• Automatic
• Grid by cell size
• Grid by cell count

### 4.3) Animation of a collection of sprites

An easy way to create an animation from a sprite sheet is following these steps:

• import the collection of sprites, for example in the .png format;
• split the atlas into the individual sprites using the Sprite Editor; at this point, in the Project View an arrow is shown on the imported sprite, to indicate that it is a collection of sprites;
• select the sprites that are part of a complete animation sequence and drag and drop them on the Hierarchy Window. Unity will open a dialog to create and save the animation on a file with the .anim extension. A sprite object is created on the scene. At the same time, Unity also creates the Animator controller and adds the Animator component to the object. Running the game will play all the images in the sequence;
• if necessary, modify the Animation controller parameters to adjust speed, animation looping, keyframes, etc.;
• to move the object prepare a script associated with it.

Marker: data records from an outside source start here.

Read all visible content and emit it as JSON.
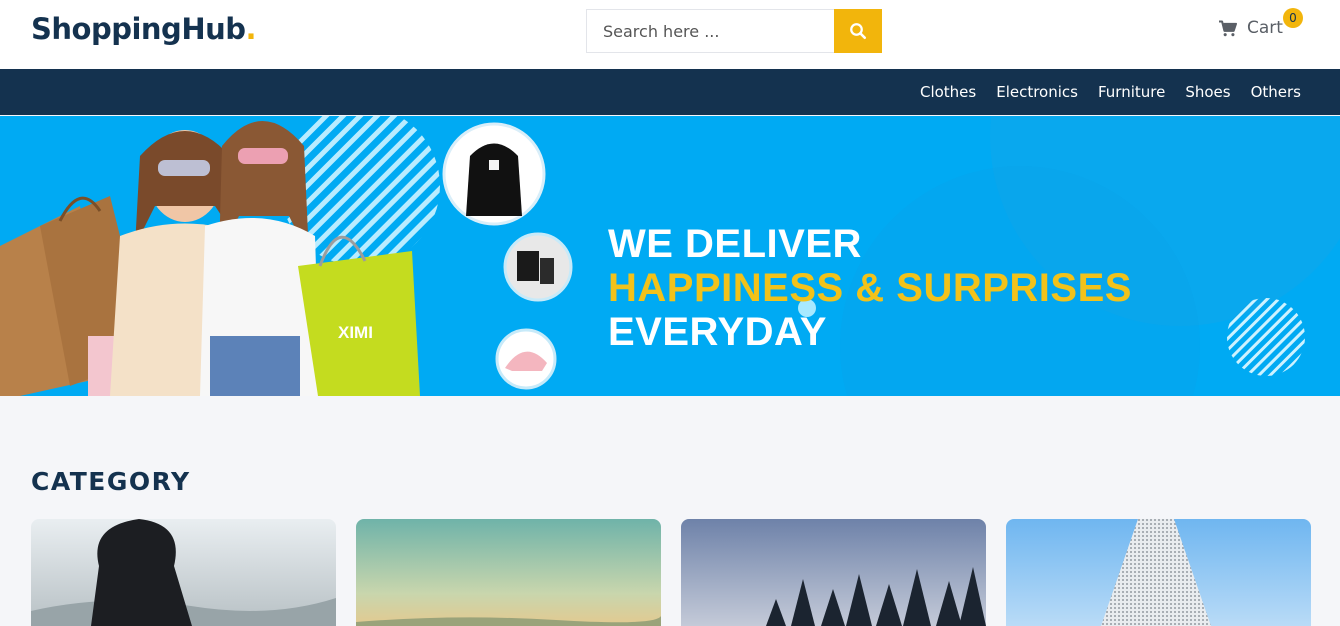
{
  "header": {
    "logo_main": "ShoppingHub",
    "logo_dot": ".",
    "search_placeholder": "Search here ...",
    "cart_label": "Cart",
    "cart_count": "0"
  },
  "nav": {
    "items": [
      "Clothes",
      "Electronics",
      "Furniture",
      "Shoes",
      "Others"
    ]
  },
  "banner": {
    "line1": "WE DELIVER",
    "line2_highlight": "HAPPINESS & SURPRISES",
    "line2_rest": "EVERYDAY",
    "product_bubbles": [
      "backpack",
      "perfume",
      "cap"
    ]
  },
  "category": {
    "title": "CATEGORY",
    "cards": [
      "person-on-hill-image",
      "meadow-sky-image",
      "pine-forest-image",
      "skyscraper-image"
    ]
  },
  "colors": {
    "brand_navy": "#14324f",
    "accent_yellow": "#f2b50c",
    "banner_blue": "#00aaf3"
  }
}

The following image presents a simple animation of a sprite sheet. An associated script controls the horizontal movement and the collision with the side walls.

Of course, you can make more complex animations. A classic example is to have various collections of sprites related to different states of a character: idle, walk, run, attack, die. A different animation is created for each of the collections. Each animation corresponds to a different state and these animations can be coordinated by an Animator Controller, which is nothing more than a finite state machine, as we will see later.
For further information on animation with Unity see [4] or [5].

## 5) Animator as a finite state machine

As we have seen, finite state machines are part of the Unity animation system. However, they can also be implemented without animation.
The Animator of the Mecanim animation system is in fact a finite state machine, capable of managing different states and passing from one state to another through transitions. The steps to control the behavior of an object using a simple finite state machine based on the Unity Animator are as follows:

• create a GameObject;
• create an Animator Controller;
• define states, transitions and parameters;
• create Behaviour scripts associated with states;
• in the script associated with the GameObject, include the control of the parameters to be communicated to the Animator (e.g. controlling the colors of the traffic light, the distance of a player, etc.).

The following image is a simple example of animation obtained using the Animator as a finite state machine. An object, in this case a ball, can be in three different states: stationary, low speed, high speed, depending on the color of the traffic light. Three transitions are defined for switching between states when there is a change in the traffic light. Despite its simplicity, the example contains the essential ingredients of each finite state machine: an object that can be in different states and passes from one state to another according to changes in the external environment.
Of course, other more interesting objects can be used instead of the ball: a character who regulates his state of motion according to the traffic light, a car, a mechanical device, etc.

## Conclusion

Animation is a complex and fundamental topic for the development of interesting and sophisticated video games, which are capable of effectively simulating the real world. In subsequent articles we will explore the various types of animation and will describe the mathematical tools that underlie the sophisticated algorithms used in modern video games.

## Bibliography

[1]V. Bruce, M. Georgeson, P. Green – Visual Perception: Physiology, Psychology and Ecology (Psychology Press)

[2]D. Hubel – Eye, Brain, and Vision (Freeman & Co)

[3]Jason Gregory – Game Engine Architecture (CRC Press, 2014)

[4]A. Godbold, S. Jackson – Mastering Unity 2D Game Development (Packt Publishing)

[5]A. Thorn – Unity Animation Essentials (Packt Publishing)

Categories: Game Development